## [Dataset excerpts]
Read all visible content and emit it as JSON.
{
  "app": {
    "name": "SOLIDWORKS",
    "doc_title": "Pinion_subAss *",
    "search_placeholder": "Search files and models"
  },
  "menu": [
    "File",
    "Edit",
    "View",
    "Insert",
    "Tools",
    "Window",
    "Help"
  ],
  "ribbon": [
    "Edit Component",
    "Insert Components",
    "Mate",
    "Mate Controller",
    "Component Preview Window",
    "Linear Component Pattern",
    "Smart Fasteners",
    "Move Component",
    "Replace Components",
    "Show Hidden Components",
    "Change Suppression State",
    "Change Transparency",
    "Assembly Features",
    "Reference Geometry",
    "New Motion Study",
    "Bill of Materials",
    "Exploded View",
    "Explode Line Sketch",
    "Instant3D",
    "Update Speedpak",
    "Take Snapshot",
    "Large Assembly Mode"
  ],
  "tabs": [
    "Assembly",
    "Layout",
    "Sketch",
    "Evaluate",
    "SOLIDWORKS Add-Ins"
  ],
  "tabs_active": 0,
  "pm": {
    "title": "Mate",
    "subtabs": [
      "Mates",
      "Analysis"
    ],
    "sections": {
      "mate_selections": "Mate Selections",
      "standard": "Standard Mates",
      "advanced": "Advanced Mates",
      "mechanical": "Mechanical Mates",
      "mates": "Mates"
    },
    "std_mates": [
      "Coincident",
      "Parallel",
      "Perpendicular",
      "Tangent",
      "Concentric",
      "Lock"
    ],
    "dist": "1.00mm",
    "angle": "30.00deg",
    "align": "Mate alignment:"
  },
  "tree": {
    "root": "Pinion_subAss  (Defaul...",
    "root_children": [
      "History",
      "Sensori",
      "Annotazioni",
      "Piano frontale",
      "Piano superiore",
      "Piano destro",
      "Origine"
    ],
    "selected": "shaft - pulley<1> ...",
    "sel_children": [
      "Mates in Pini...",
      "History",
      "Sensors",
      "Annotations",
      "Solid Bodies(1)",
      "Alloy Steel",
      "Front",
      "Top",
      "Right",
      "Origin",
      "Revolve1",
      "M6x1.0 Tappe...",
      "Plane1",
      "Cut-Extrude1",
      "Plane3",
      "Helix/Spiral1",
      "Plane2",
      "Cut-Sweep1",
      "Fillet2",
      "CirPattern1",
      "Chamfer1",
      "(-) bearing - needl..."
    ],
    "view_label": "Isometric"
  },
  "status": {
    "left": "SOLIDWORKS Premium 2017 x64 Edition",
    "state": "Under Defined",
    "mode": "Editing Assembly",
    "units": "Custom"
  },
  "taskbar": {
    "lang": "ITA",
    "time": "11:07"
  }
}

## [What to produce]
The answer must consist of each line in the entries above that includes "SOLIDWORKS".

## [Your solution]
    "name": "SOLIDWORKS",
    "SOLIDWORKS Add-Ins"
    "left": "SOLIDWORKS Premium 2017 x64 Edition",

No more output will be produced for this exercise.